Jewellery Artist Cindy Chao On What It Took To Achieve Her Brand’s Success
Cindy Chao made her first butterfly brooch back in 2008. Pocket-sized and far smaller than her more recent versions (she makes one every year), a plump pair of Burmese rubies act as centrepieces on wings lined with sparkling sapphires and diamonds. This January, that same brooch was put on permanent display at the Musée des Arts Décoratifs in Paris, becoming the latest in a series of success stories that include appearances at super-high-end art fairs Masterpiece in London and TEFAF in Maastricht.
The Taiwanese jeweller creates under the name Cindy Chao The Art Jewel and has by-appointment-only showrooms in Taipei and Hong Kong. We meet at the latter—all dark wood and leather, the space is lined with bookcases bursting with heavy-set hardbacks and a framed photograph of Chao alongside actress Sarah Jessica Parker, who co-designed the jeweller’s 2014 Black Label Masterpiece “Ballerina Butterfly Brooch”.
Chao is businesslike, dressed in a tailored pinstripe blazer and white shirt, her black hair pulled back into a smart ponytail. She tells me her Connaught Road showroom took six years to design, and that she had to interview several interior designers before finding one who could fulfil her exact requirements. “I didn’t want a showroom that felt commercial,” she tells me. “I wanted an exclusive space where my clients could relax and take their time admiring my pieces. Privacy was my number one concern.” And it’s easy to understand why.
Chao designs just two collections each year—her one-of-a-kind Black Label Masterpieces, with prices topping an eye-popping US$10 million, and the more accessible White Label line. Defined by extraordinary levels of craftsmanship which can add up to 10,000 hours of work for a single piece, some of Chao’s Black Label Masterpieces are on show at Connaught Road. She carefully takes out the 2019 Black Label Masterpiece I “Aurora Butterfly Brooch” from its display case.
The insect’s body is made up of four pigeon’s blood Burmese rubies totaling 8.48 carats. Set in titanium and aluminium, the brooch is surprisingly lightweight considering its wings are drenched in blue sapphires and yellow and white diamonds. Chao is known for crediting her artistry to her father, who was a sculptor, and her grandfather, who was a noted architect. She shares a conversation she had with her father a few months before he died, during a particularly difficult time running her business.
(Related: How Does Taiwanese Jewellery Artist Cindy Chao Make Her Stunning Creations Stand Out?)
(Related: Tatler Asia's Guide To Accessorising With The Best Luxury Jewellery Pieces)
“I can’t remember what had upset me, but when I went to him for advice, I started to cry. When I got up to leave, he told me that as an artist, he could never have hoped to achieve the level that I had already achieved.” Chao pauses and tries to hold back tears. “I didn’t respond, which is something I deeply regret. I wish I’d hugged him.

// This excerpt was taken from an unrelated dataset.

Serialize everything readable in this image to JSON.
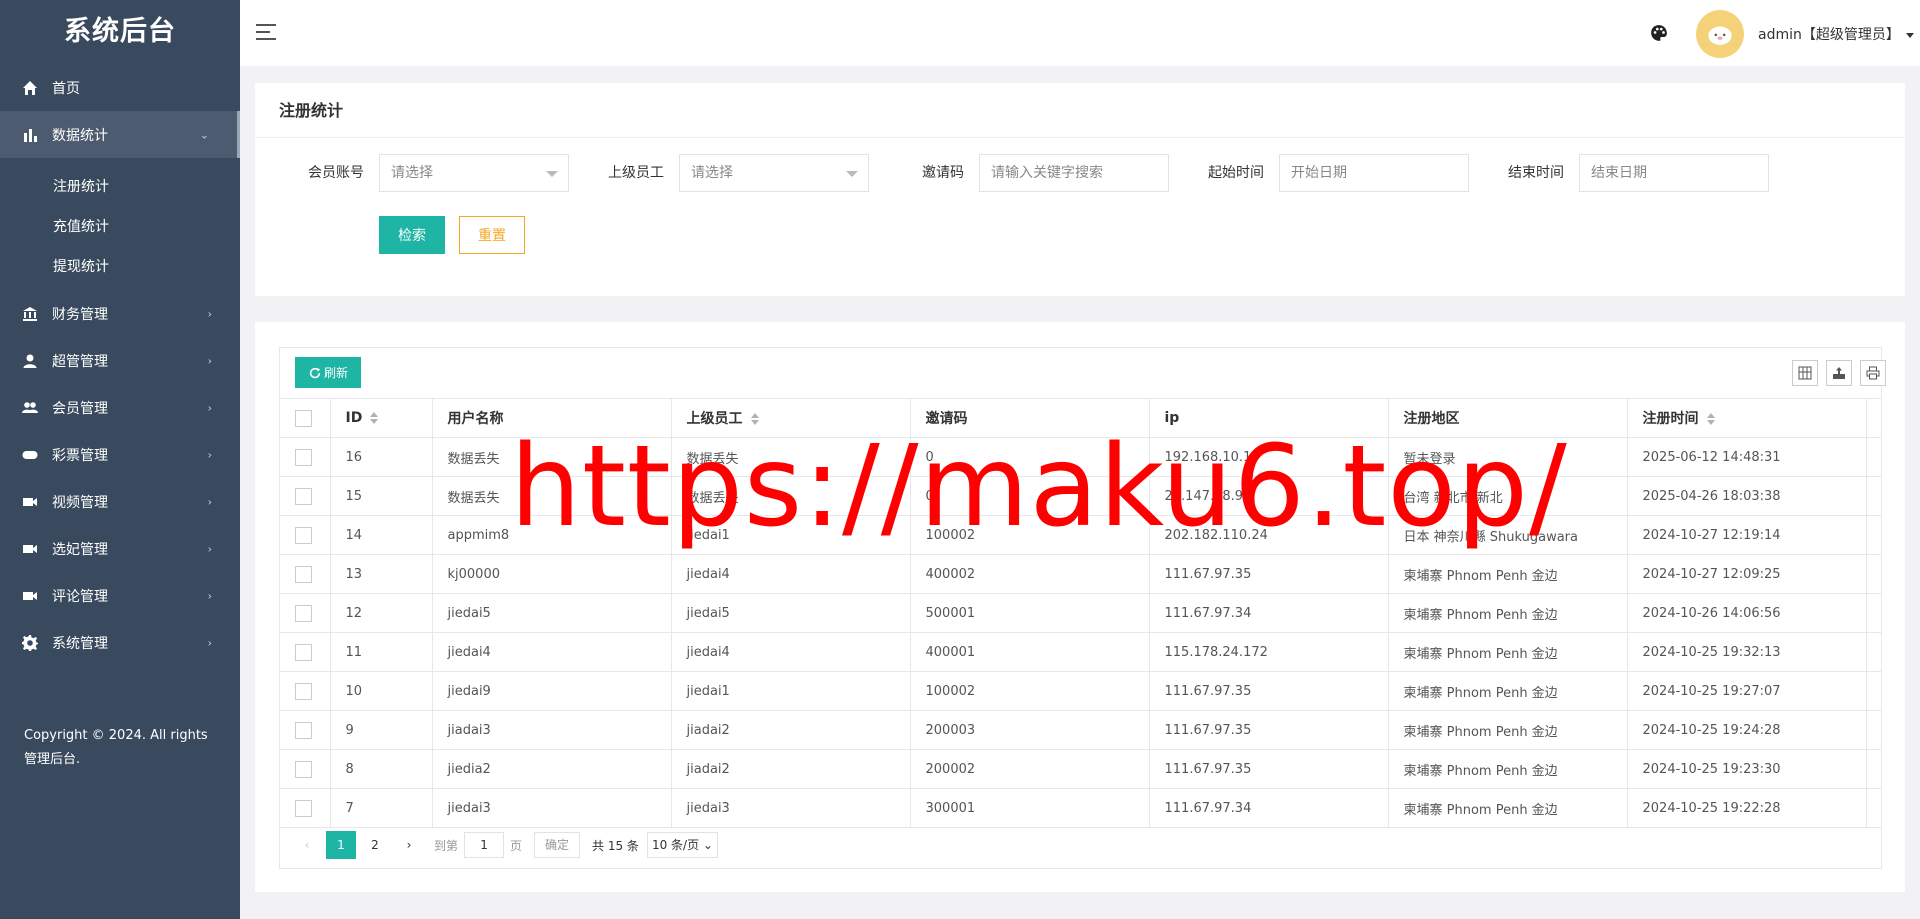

“He never got the chance to see most of my pieces. It upsets me that he never saw how successful I’ve become. He never saw me at my best. If I could wish for anything in the world, it would be a time machine so I could go back and show him what I’ve become. There are some things in life that no amount of money can buy.”
Few contemporary artists have risen to international fame as quickly as Chao, and her architectural heritage has undoubtedly played its part. She remains largely traditional and yet continues to push the envelope further and further. We can only imagine what she has in store for us next.
The May 2020 issue is now available with our compliments on Magzter.